“I have so much to do [today] that I should spend the first three hours in prayer.”
When my day is jammed-packed with activity and things to do, the easiest thing to neglect or shorten is my time in prayer and the Word. My immediate response is not that I should spend the first three hours in prayer.
But this shouldn’t be the case.
What am I willing to sacrifice? What are you willing to sacrifice? If we say God is most important to us, shouldn’t we readily offer up our free time in order to spend time alone with the Lord in the morning? Should our love for God and our relationship with Him not be evident by the way we plan our day? If your day is crammed with things to accomplish are you willing to get less sleep in order to seek God?
It’s more than duty, it’s more than checking off it as done; it’s about cultivating a relationship with Jesus Christ, the author of your salvation. He loves you and desires for you to know and experience Him, but that is only possible by seeking Him. A relationship does not grow itself; it requires effort on our part.
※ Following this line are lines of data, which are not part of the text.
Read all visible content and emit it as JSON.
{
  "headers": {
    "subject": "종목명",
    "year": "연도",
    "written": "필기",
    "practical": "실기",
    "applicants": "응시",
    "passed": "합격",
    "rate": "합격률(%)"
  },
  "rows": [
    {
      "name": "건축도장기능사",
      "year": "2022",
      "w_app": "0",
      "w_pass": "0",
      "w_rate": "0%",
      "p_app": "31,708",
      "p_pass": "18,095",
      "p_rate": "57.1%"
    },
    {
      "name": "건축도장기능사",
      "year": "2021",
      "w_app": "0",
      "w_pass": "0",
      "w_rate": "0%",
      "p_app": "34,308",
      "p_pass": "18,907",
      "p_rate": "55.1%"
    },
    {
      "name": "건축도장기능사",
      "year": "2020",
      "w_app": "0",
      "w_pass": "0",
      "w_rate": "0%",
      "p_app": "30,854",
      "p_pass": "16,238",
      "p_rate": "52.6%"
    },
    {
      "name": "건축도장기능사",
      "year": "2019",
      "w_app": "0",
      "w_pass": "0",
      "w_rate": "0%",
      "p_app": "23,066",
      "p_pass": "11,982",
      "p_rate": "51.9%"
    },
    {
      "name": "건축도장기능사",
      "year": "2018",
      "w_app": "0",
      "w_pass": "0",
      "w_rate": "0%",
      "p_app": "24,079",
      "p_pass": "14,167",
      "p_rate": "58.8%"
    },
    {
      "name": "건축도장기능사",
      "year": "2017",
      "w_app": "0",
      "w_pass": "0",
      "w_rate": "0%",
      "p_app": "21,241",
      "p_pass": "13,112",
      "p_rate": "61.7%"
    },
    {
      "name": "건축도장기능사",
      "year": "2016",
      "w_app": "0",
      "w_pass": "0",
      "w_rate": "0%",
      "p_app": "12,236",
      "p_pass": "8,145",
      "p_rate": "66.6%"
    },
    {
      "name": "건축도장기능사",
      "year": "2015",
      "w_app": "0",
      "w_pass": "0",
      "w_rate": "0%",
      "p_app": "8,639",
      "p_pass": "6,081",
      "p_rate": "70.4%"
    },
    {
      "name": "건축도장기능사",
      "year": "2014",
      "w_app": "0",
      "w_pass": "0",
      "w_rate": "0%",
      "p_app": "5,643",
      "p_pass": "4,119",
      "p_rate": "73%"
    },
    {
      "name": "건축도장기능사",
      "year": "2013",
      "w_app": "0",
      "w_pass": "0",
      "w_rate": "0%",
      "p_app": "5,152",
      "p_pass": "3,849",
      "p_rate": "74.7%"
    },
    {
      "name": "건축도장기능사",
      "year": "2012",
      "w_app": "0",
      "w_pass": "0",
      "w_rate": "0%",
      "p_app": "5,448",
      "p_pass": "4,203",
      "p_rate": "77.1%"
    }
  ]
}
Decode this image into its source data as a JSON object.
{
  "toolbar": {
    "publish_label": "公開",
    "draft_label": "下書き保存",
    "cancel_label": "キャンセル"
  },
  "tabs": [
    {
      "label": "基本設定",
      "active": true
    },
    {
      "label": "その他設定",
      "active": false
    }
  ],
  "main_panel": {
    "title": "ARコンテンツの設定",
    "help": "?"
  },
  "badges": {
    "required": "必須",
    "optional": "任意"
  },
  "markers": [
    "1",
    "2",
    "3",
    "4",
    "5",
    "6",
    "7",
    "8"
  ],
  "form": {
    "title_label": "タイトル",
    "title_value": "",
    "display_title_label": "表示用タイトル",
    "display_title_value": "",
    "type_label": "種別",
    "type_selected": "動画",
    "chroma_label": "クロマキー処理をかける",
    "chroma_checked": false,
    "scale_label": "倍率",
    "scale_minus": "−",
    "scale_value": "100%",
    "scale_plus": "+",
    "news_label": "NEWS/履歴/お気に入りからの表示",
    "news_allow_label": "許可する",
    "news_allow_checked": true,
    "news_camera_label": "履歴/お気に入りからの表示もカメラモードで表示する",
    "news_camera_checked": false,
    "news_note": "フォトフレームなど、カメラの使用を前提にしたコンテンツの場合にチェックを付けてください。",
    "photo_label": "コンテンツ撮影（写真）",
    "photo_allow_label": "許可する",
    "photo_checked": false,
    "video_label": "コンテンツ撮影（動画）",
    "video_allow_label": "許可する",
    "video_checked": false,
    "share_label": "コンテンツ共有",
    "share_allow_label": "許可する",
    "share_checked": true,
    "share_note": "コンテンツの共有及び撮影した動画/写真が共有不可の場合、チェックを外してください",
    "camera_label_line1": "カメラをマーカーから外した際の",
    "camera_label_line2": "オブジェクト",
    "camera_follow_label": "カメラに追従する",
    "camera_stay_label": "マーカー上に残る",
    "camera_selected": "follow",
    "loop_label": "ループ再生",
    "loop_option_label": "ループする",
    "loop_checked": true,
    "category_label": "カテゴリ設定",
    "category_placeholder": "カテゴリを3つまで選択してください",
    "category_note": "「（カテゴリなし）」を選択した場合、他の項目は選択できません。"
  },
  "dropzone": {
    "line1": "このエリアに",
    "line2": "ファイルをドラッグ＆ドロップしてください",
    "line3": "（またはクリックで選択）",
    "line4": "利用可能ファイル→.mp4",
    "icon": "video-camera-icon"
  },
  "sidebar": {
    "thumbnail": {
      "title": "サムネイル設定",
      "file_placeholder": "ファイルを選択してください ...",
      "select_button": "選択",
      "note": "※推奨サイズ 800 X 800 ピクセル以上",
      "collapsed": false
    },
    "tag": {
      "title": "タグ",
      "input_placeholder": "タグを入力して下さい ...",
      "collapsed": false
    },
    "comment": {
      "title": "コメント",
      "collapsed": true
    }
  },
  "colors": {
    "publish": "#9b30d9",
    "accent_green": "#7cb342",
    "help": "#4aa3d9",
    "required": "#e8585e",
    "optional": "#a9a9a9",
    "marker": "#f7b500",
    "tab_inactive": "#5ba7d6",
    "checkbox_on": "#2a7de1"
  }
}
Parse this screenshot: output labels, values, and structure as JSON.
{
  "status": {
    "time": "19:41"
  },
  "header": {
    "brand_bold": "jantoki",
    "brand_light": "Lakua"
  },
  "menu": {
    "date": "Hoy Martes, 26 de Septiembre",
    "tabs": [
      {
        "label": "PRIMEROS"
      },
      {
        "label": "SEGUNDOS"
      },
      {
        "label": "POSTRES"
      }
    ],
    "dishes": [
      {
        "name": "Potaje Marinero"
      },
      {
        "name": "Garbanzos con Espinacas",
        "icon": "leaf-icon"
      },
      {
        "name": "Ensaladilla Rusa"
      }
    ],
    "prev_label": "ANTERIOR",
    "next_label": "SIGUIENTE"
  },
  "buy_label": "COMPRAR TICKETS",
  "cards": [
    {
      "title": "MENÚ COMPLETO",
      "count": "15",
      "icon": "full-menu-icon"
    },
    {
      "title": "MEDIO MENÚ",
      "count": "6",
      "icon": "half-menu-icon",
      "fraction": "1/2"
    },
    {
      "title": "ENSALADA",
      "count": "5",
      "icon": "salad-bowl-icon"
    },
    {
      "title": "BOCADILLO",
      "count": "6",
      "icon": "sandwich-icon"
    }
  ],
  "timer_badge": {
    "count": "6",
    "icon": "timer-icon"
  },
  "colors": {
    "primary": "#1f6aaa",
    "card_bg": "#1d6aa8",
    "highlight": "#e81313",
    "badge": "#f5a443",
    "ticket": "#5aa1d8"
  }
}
We can’t expect to know and love God more deeply if we aren’t studying what He loves and hates, if we aren’t praying to Him, if we aren’t expecting Him to speak to us, if we aren’t seeking to be led by His Spirit day-by-day.
“Don’t merely discipline yourself to read your Bible and to pray as if it is a life sentence you must carry out. Instead, approach your times with God as an opportunity to get to better know someone who loves you with an infinite love. Simply making yourself read a chapter of the Bible each day and then reciting a prayer will not lead you into a deeper walk with God.” Henry Blackaby (emphasis mine)
Which matters more—your to-do list, temporary pleasure, relaxation and playing, your friends, or a relationship with the eternal God, whom you will someday worship for eternity? Where is your heart? If you desire a deeper relationship with Christ, you must be willing to sacrifice to seek Him. May the Lord change our hearts to be people more concerned with Him than with ourselves.
“But learning about [God] is not why you should want to have time with Him. You should desire fellowship with Him because of what you already know about Him, and as you interact with Him, you will learn even more about Him that will inevitably deepen your devotion. Everything we do with and for God should stem from our love relationship with Him.” Henry Blackaby (emphasis mine)